Saved entries:
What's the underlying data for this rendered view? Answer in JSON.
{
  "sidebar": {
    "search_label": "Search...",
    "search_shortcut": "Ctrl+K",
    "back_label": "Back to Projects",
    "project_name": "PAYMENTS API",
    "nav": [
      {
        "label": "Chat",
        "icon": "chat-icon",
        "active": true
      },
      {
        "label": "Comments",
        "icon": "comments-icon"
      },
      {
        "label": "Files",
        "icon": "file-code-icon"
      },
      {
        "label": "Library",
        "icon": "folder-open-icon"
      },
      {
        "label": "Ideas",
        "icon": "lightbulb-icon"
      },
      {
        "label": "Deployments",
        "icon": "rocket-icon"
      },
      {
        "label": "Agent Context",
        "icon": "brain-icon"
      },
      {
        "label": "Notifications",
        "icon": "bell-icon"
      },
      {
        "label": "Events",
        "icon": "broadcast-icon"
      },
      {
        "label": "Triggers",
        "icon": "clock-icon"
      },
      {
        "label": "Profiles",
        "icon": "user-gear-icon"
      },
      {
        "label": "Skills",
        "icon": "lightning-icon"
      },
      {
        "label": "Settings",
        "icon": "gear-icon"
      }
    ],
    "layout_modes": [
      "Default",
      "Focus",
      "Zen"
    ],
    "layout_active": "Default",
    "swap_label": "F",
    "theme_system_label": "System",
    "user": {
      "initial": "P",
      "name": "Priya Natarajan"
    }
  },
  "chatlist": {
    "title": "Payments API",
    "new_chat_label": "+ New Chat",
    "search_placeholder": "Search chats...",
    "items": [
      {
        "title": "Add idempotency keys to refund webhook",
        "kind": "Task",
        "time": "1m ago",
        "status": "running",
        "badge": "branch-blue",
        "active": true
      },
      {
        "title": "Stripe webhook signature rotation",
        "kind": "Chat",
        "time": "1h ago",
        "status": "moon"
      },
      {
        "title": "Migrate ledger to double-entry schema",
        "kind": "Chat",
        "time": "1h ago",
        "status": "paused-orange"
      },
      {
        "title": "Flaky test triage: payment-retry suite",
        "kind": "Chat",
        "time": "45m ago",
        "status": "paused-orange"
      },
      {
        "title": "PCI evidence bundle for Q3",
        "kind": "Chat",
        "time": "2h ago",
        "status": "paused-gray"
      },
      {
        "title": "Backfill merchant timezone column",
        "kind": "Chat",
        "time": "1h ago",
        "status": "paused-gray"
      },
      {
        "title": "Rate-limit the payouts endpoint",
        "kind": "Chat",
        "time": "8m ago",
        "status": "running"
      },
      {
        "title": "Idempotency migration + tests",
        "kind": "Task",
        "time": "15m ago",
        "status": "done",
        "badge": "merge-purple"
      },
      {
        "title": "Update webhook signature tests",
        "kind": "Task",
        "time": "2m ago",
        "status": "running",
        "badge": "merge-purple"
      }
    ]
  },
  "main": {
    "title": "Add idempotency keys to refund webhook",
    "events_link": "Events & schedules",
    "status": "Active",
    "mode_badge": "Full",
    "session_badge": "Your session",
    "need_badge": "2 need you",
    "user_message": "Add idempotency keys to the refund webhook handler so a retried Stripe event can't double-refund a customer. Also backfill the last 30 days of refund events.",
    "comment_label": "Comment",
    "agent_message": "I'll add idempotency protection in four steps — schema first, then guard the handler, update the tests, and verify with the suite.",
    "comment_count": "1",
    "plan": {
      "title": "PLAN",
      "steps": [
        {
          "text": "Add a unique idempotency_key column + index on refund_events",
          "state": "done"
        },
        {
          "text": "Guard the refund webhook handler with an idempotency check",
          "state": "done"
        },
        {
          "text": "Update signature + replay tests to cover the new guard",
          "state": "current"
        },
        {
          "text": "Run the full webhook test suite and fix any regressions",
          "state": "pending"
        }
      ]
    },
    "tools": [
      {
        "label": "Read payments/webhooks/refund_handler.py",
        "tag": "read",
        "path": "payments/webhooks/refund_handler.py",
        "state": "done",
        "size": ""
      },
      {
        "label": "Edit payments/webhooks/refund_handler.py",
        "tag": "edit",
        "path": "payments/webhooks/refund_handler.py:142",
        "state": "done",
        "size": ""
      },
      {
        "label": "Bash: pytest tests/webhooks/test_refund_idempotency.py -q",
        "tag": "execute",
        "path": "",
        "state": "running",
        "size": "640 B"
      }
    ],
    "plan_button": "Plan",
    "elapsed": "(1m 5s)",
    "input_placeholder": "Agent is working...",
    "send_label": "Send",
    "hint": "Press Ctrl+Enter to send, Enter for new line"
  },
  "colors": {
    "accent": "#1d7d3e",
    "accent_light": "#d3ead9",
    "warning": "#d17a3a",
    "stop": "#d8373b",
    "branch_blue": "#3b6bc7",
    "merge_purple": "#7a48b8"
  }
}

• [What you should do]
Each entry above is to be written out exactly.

• [Exercise solution]
What's the underlying data for this rendered view? Answer in JSON.
{
  "sidebar": {
    "search_label": "Search...",
    "search_shortcut": "Ctrl+K",
    "back_label": "Back to Projects",
    "project_name": "PAYMENTS API",
    "nav": [
      {
        "label": "Chat",
        "icon": "chat-icon",
        "active": true
      },
      {
        "label": "Comments",
        "icon": "comments-icon"
      },
      {
        "label": "Files",
        "icon": "file-code-icon"
      },
      {
        "label": "Library",
        "icon": "folder-open-icon"
      },
      {
        "label": "Ideas",
        "icon": "lightbulb-icon"
      },
      {
        "label": "Deployments",
        "icon": "rocket-icon"
      },
      {
        "label": "Agent Context",
        "icon": "brain-icon"
      },
      {
        "label": "Notifications",
        "icon": "bell-icon"
      },
      {
        "label": "Events",
        "icon": "broadcast-icon"
      },
      {
        "label": "Triggers",
        "icon": "clock-icon"
      },
      {
        "label": "Profiles",
        "icon": "user-gear-icon"
      },
      {
        "label": "Skills",
        "icon": "lightning-icon"
      },
      {
        "label": "Settings",
        "icon": "gear-icon"
      }
    ],
    "layout_modes": [
      "Default",
      "Focus",
      "Zen"
    ],
    "layout_active": "Default",
    "swap_label": "F",
    "theme_system_label": "System",
    "user": {
      "initial": "P",
      "name": "Priya Natarajan"
    }
  },
  "chatlist": {
    "title": "Payments API",
    "new_chat_label": "+ New Chat",
    "search_placeholder": "Search chats...",
    "items": [
      {
        "title": "Add idempotency keys to refund webhook",
        "kind": "Task",
        "time": "1m ago",
        "status": "running",
        "badge": "branch-blue",
        "active": true
      },
      {
        "title": "Stripe webhook signature rotation",
        "kind": "Chat",
        "time": "1h ago",
        "status": "moon"
      },
      {
        "title": "Migrate ledger to double-entry schema",
        "kind": "Chat",
        "time": "1h ago",
        "status": "paused-orange"
      },
      {
        "title": "Flaky test triage: payment-retry suite",
        "kind": "Chat",
        "time": "45m ago",
        "status": "paused-orange"
      },
      {
        "title": "PCI evidence bundle for Q3",
        "kind": "Chat",
        "time": "2h ago",
        "status": "paused-gray"
      },
      {
        "title": "Backfill merchant timezone column",
        "kind": "Chat",
        "time": "1h ago",
        "status": "paused-gray"
      },
      {
        "title": "Rate-limit the payouts endpoint",
        "kind": "Chat",
        "time": "8m ago",
        "status": "running"
      },
      {
        "title": "Idempotency migration + tests",
        "kind": "Task",
        "time": "15m ago",
        "status": "done",
        "badge": "merge-purple"
      },
      {
        "title": "Update webhook signature tests",
        "kind": "Task",
        "time": "2m ago",
        "status": "running",
        "badge": "merge-purple"
      }
    ]
  },
  "main": {
    "title": "Add idempotency keys to refund webhook",
    "events_link": "Events & schedules",
    "status": "Active",
    "mode_badge": "Full",
    "session_badge": "Your session",
    "need_badge": "2 need you",
    "user_message": "Add idempotency keys to the refund webhook handler so a retried Stripe event can't double-refund a customer. Also backfill the last 30 days of refund events.",
    "comment_label": "Comment",
    "agent_message": "I'll add idempotency protection in four steps — schema first, then guard the handler, update the tests, and verify with the suite.",
    "comment_count": "1",
    "plan": {
      "title": "PLAN",
      "steps": [
        {
          "text": "Add a unique idempotency_key column + index on refund_events",
          "state": "done"
        },
        {
          "text": "Guard the refund webhook handler with an idempotency check",
          "state": "done"
        },
        {
          "text": "Update signature + replay tests to cover the new guard",
          "state": "current"
        },
        {
          "text": "Run the full webhook test suite and fix any regressions",
          "state": "pending"
        }
      ]
    },
    "tools": [
      {
        "label": "Read payments/webhooks/refund_handler.py",
        "tag": "read",
        "path": "payments/webhooks/refund_handler.py",
        "state": "done",
        "size": ""
      },
      {
        "label": "Edit payments/webhooks/refund_handler.py",
        "tag": "edit",
        "path": "payments/webhooks/refund_handler.py:142",
        "state": "done",
        "size": ""
      },
      {
        "label": "Bash: pytest tests/webhooks/test_refund_idempotency.py -q",
        "tag": "execute",
        "path": "",
        "state": "running",
        "size": "640 B"
      }
    ],
    "plan_button": "Plan",
    "elapsed": "(1m 5s)",
    "input_placeholder": "Agent is working...",
    "send_label": "Send",
    "hint": "Press Ctrl+Enter to send, Enter for new line"
  },
  "colors": {
    "accent": "#1d7d3e",
    "accent_light": "#d3ead9",
    "warning": "#d17a3a",
    "stop": "#d8373b",
    "branch_blue": "#3b6bc7",
    "merge_purple": "#7a48b8"
  }
}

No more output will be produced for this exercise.